**WORK ITEM**
Please show each line of the listing where "search" is present.

DATA SECTION below:

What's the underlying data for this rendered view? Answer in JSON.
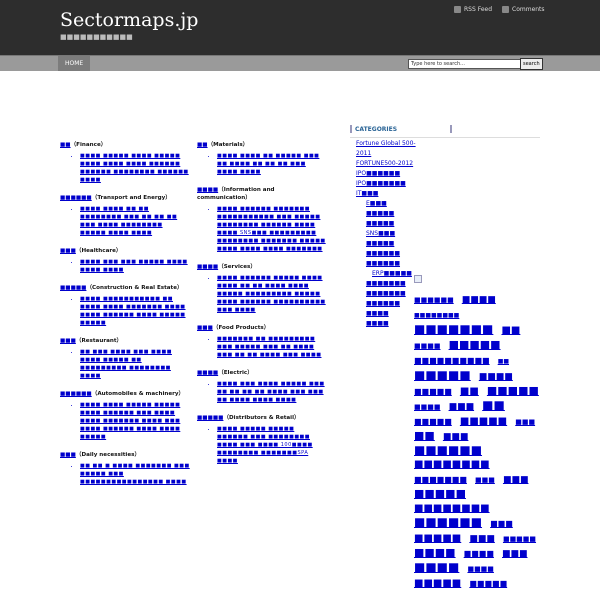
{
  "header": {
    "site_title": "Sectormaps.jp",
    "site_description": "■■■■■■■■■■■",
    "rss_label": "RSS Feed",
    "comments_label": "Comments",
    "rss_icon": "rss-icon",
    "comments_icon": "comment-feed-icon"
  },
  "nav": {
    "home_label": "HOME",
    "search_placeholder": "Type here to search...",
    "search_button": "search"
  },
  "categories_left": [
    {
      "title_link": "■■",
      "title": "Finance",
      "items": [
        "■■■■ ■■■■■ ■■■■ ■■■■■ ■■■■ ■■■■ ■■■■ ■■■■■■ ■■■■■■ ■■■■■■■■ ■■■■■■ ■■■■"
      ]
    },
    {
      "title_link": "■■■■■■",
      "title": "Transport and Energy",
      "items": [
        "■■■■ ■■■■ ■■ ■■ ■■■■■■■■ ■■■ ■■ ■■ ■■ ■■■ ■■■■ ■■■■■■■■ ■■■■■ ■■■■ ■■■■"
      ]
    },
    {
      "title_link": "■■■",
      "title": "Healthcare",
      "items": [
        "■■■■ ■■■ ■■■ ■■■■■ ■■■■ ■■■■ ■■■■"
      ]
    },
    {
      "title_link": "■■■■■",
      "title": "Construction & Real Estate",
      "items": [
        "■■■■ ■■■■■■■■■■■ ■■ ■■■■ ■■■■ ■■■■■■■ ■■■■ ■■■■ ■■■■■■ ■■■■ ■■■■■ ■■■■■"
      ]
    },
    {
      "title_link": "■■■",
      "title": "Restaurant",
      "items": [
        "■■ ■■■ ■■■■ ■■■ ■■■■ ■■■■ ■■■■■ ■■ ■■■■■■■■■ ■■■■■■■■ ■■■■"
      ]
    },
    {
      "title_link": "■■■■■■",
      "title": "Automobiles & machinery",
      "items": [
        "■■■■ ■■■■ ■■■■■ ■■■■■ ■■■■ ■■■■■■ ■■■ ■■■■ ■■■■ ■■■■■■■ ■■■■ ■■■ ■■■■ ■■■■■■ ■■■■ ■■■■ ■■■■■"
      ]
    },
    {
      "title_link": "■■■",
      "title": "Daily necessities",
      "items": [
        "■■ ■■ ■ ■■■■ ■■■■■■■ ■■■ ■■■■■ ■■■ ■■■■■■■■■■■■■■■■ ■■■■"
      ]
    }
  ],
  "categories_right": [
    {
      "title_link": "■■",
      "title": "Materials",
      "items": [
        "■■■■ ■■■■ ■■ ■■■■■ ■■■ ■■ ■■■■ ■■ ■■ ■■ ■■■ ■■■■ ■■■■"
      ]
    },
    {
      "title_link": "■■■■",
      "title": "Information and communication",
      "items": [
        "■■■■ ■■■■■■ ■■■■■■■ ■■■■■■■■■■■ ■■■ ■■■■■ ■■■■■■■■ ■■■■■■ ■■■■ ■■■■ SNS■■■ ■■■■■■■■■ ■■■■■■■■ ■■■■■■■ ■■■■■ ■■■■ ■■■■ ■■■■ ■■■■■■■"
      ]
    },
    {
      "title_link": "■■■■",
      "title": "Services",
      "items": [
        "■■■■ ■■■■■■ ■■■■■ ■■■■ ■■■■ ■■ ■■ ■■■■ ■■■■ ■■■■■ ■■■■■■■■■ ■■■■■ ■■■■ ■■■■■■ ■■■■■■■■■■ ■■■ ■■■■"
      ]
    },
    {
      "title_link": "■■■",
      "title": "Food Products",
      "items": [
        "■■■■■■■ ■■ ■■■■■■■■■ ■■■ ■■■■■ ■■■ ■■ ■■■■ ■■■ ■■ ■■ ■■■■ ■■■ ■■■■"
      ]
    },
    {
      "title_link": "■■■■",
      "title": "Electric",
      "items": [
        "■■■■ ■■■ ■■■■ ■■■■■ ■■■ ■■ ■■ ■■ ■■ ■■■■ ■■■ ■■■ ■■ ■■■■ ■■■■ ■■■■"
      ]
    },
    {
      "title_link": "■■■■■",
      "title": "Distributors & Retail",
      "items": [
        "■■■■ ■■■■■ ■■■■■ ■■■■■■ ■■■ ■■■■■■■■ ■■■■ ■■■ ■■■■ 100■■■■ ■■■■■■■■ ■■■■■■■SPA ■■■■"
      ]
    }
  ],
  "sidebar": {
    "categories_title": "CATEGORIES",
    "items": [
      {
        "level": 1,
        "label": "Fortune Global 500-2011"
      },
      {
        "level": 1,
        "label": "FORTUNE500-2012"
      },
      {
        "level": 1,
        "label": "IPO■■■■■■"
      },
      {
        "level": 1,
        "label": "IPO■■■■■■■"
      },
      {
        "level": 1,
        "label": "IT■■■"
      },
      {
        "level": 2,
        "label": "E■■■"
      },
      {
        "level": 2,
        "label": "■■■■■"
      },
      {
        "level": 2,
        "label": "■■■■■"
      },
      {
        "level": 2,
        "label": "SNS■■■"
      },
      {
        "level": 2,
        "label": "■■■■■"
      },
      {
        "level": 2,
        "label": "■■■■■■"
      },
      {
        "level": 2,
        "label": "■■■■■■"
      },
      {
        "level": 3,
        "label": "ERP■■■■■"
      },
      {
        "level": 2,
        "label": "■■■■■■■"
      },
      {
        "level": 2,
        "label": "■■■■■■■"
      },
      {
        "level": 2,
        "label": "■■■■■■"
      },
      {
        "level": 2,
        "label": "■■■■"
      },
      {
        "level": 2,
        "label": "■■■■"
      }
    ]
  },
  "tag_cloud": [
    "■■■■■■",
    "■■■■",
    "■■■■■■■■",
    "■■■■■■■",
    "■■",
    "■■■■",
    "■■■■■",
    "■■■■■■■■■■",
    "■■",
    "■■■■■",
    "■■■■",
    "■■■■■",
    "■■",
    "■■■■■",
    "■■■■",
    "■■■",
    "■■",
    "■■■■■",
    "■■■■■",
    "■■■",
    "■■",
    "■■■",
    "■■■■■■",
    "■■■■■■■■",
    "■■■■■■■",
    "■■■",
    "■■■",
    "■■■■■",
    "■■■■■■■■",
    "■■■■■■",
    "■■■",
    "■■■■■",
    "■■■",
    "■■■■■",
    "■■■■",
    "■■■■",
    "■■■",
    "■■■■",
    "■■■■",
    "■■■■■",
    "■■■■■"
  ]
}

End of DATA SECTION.

**ANSWER TO THIS PROBLEM**
    "search_placeholder": "Type here to search...",
    "search_button": "search"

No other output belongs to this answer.